Following a helpful preface, The African City: A History is organized into six content chapters, each one between 28 and 42 pages long. The book is not a comprehensive tale, and it is thankfully bereft of long diversions to adhere to the impossible task that comprehensiveness would inevitably be. Instead, Freund forthrightly admits that he places more emphasis on the things he knows best and does extremely well: economic history, colonial history, and South African urbanism. Yet there are welcome surprises: a strong and extensive commitment to reconnecting North Africa back to sub Saharan Africa; an impressive dialogue with Francophone urban scholarship on Africa, a neat insertion of the Sufi city of Touba, Senegal, into the list of three case-studies on African cities and globalization (with Abidjan and Durban); and an ecumenical and respectful discussion of what Freund terms postmodern approaches to African cities. If ever one can term a textbook a page-turner, this is the book!
Freund insists from the beginning that his intention is to "confront the rural bias that affects much of African studies" (p. viii), yet he succeeds in a less intentional way: this is a useful book for broader urban studies and urban geography. This is because Freund takes African cases seriously within the broader understanding of why cities come in to being and what purposes they serve. He is a lively writer, appealingly literary in his prose. The book's organizational structure is likewise appealing, at least to me as a geographer. Rather than proceeding in chronological order through a catalogue of the history of cities in Africa, Freund moves geographically—appropriately enough, given Africa's long story of synaptic and circuitous human mobility. He is more concerned with concepts of urbanity, or ways of cityness, than he is with timelines. Thus we begin, in chapter one ("Urban Life Emerges in Africa"), not with the usual suspects, but with the nineteenth-century "agro-towns" of the Tswana. We move steadily northward and back in time to Great Zimbabwe, then hop west a bit (and several centuries back closer to our times) to Mbanza Kongo, thence to Ethiopia, ancient Egypt, and counterclockwise around the western reaches of the continent, back and forth in time.

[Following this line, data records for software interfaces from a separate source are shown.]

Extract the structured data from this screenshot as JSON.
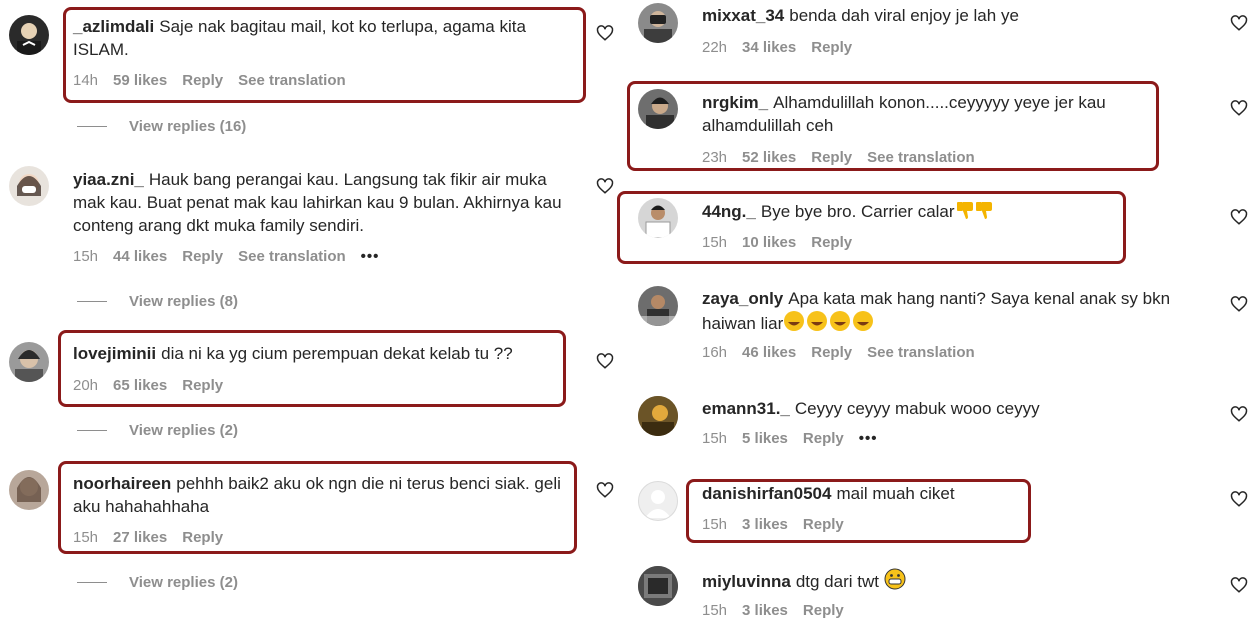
{
  "left": {
    "comments": [
      {
        "username": "_azlimdali",
        "text": "Saje nak bagitau mail, kot ko terlupa, agama kita ISLAM.",
        "time": "14h",
        "likes": "59 likes",
        "reply": "Reply",
        "translation": "See translation",
        "view_replies": "View replies (16)"
      },
      {
        "username": "yiaa.zni_",
        "text": "Hauk bang perangai kau. Langsung tak fikir air muka mak kau. Buat penat mak kau lahirkan kau 9 bulan. Akhirnya kau conteng arang dkt muka family sendiri.",
        "time": "15h",
        "likes": "44 likes",
        "reply": "Reply",
        "translation": "See translation",
        "more": "•••",
        "view_replies": "View replies (8)"
      },
      {
        "username": "lovejiminii",
        "text": "dia ni ka yg cium perempuan dekat kelab tu ??",
        "time": "20h",
        "likes": "65 likes",
        "reply": "Reply",
        "view_replies": "View replies (2)"
      },
      {
        "username": "noorhaireen",
        "text": "pehhh baik2 aku ok ngn die ni terus benci siak. geli aku hahahahhaha",
        "time": "15h",
        "likes": "27 likes",
        "reply": "Reply",
        "view_replies": "View replies (2)"
      }
    ]
  },
  "right": {
    "comments": [
      {
        "username": "mixxat_34",
        "text": "benda dah viral enjoy je lah ye",
        "time": "22h",
        "likes": "34 likes",
        "reply": "Reply"
      },
      {
        "username": "nrgkim_",
        "text": "Alhamdulillah konon.....ceyyyyy yeye jer kau alhamdulillah ceh",
        "time": "23h",
        "likes": "52 likes",
        "reply": "Reply",
        "translation": "See translation"
      },
      {
        "username": "44ng._",
        "text": "Bye bye bro. Carrier calar",
        "emoji": "thumbs-down-x2",
        "time": "15h",
        "likes": "10 likes",
        "reply": "Reply"
      },
      {
        "username": "zaya_only",
        "text": "Apa kata mak hang nanti? Saya kenal anak sy bkn haiwan liar",
        "emoji": "laughing-x4",
        "time": "16h",
        "likes": "46 likes",
        "reply": "Reply",
        "translation": "See translation"
      },
      {
        "username": "emann31._",
        "text": "Ceyyy ceyyy mabuk wooo ceyyy",
        "time": "15h",
        "likes": "5 likes",
        "reply": "Reply",
        "more": "•••"
      },
      {
        "username": "danishirfan0504",
        "text": "mail muah ciket",
        "time": "15h",
        "likes": "3 likes",
        "reply": "Reply"
      },
      {
        "username": "miyluvinna",
        "text": "dtg dari twt",
        "emoji": "grin-x1",
        "time": "15h",
        "likes": "3 likes",
        "reply": "Reply"
      }
    ]
  },
  "colors": {
    "highlight": "#8b1a1a",
    "meta": "#8e8e8e",
    "text": "#262626"
  }
}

Freund singles out several cities for detailed attention in small sections I found fascinating: on ancient Alexandria and Carthage, then Kumase, Cairo, Fez, Kilwa, and Timbuktu.

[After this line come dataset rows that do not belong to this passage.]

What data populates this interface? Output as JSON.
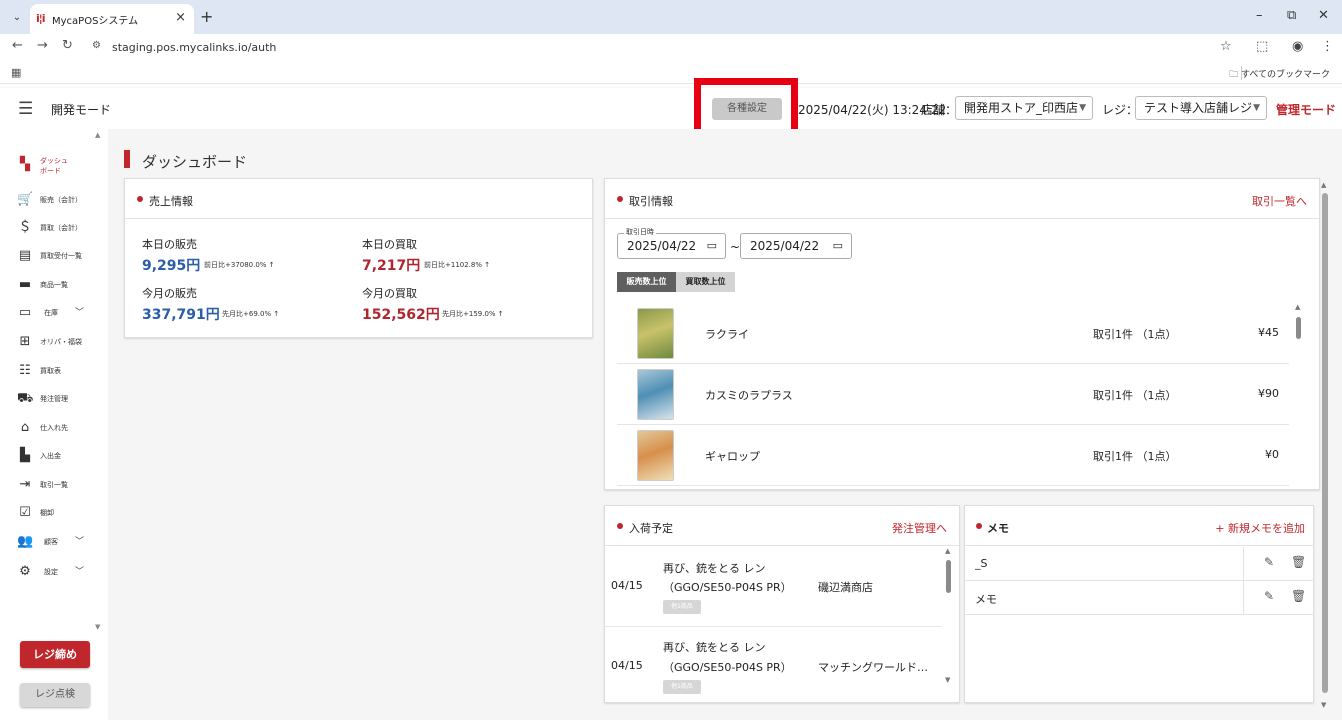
{
  "browser": {
    "tab_title": "MycaPOSシステム",
    "tab_close": "×",
    "new_tab": "+",
    "url": "staging.pos.mycalinks.io/auth",
    "bookmarks_folder": "すべてのブックマーク"
  },
  "header": {
    "mode_title": "開発モード",
    "settings_button": "各種設定",
    "datetime": "2025/04/22(火) 13:24:22",
    "store_label": "店舗：",
    "store_value": "開発用ストア_印西店",
    "register_label": "レジ：",
    "register_value": "テスト導入店舗レジ",
    "admin_mode": "管理モード"
  },
  "sidebar": {
    "items": [
      {
        "label": "ダッシュボード",
        "icon": "dashboard-icon"
      },
      {
        "label": "販売（会計）",
        "icon": "cart-icon"
      },
      {
        "label": "買取（会計）",
        "icon": "dollar-icon"
      },
      {
        "label": "買取受付一覧",
        "icon": "receipt-icon"
      },
      {
        "label": "商品一覧",
        "icon": "store-icon"
      },
      {
        "label": "在庫",
        "icon": "inventory-icon"
      },
      {
        "label": "オリパ・福袋",
        "icon": "gift-box-icon"
      },
      {
        "label": "買取表",
        "icon": "list-icon"
      },
      {
        "label": "発注管理",
        "icon": "truck-icon"
      },
      {
        "label": "仕入れ先",
        "icon": "bank-icon"
      },
      {
        "label": "入出金",
        "icon": "cash-register-icon"
      },
      {
        "label": "取引一覧",
        "icon": "transactions-icon"
      },
      {
        "label": "棚卸",
        "icon": "checkbox-icon"
      },
      {
        "label": "顧客",
        "icon": "people-icon"
      },
      {
        "label": "設定",
        "icon": "gear-icon"
      }
    ],
    "close_register": "レジ締め",
    "check_register": "レジ点検"
  },
  "main": {
    "page_title": "ダッシュボード",
    "sales": {
      "title": "売上情報",
      "today_sales_label": "本日の販売",
      "today_sales_value": "9,295円",
      "today_sales_cmp": "前日比+37080.0% ↑",
      "today_buy_label": "本日の買取",
      "today_buy_value": "7,217円",
      "today_buy_cmp": "前日比+1102.8% ↑",
      "month_sales_label": "今月の販売",
      "month_sales_value": "337,791円",
      "month_sales_cmp": "先月比+69.0% ↑",
      "month_buy_label": "今月の買取",
      "month_buy_value": "152,562円",
      "month_buy_cmp": "先月比+159.0% ↑"
    },
    "transactions": {
      "title": "取引情報",
      "link": "取引一覧へ",
      "date_legend": "取引日時",
      "date_from": "2025/04/22",
      "date_to": "2025/04/22",
      "tilde": "~",
      "tab_sales_top": "販売数上位",
      "tab_buy_top": "買取数上位",
      "rows": [
        {
          "name": "ラクライ",
          "count": "取引1件 （1点）",
          "price": "¥45"
        },
        {
          "name": "カスミのラプラス",
          "count": "取引1件 （1点）",
          "price": "¥90"
        },
        {
          "name": "ギャロップ",
          "count": "取引1件 （1点）",
          "price": "¥0"
        }
      ]
    },
    "arrivals": {
      "title": "入荷予定",
      "link": "発注管理へ",
      "rows": [
        {
          "date": "04/15",
          "line1": "再び、銃をとる レン",
          "line2": "（GGO/SE50-P04S PR）",
          "shop": "磯辺満商店",
          "tag": "他1商品"
        },
        {
          "date": "04/15",
          "line1": "再び、銃をとる レン",
          "line2": "（GGO/SE50-P04S PR）",
          "shop": "マッチングワールド…",
          "tag": "他1商品"
        }
      ]
    },
    "memo": {
      "title": "メモ",
      "add": "+ 新規メモを追加",
      "items": [
        {
          "text": "_S"
        },
        {
          "text": "メモ"
        }
      ]
    }
  },
  "colors": {
    "accent": "#c0272d",
    "blue_value": "#2a5ea8",
    "highlight_box": "#e60012"
  }
}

Chapter two ("African Cities and the Emergence of a World Trading Economy") continues the pattern of smooth transitions from place to place [End Page 132] and back and forth in time, with great care for networks and commercial interconnections. Kano, Zanzibar, Bouna, Accra, Ouidah, Lagos, St. Louis, Luanda, Mozambique, and Cape Town take their turn at the center of attention to the ways cities in Africa engaged with the rise of Europe through the slave trade, legitimate trade, and even settlement in the early modern era. Not surprisingly, chapter three ("Colonialism and Urbanization") is the book's longest. Moving through the formal colonial era, we get snapshots of how European rule affected preexisting cities, led to the creation of entirely new ones, and altered African social life, but also of how...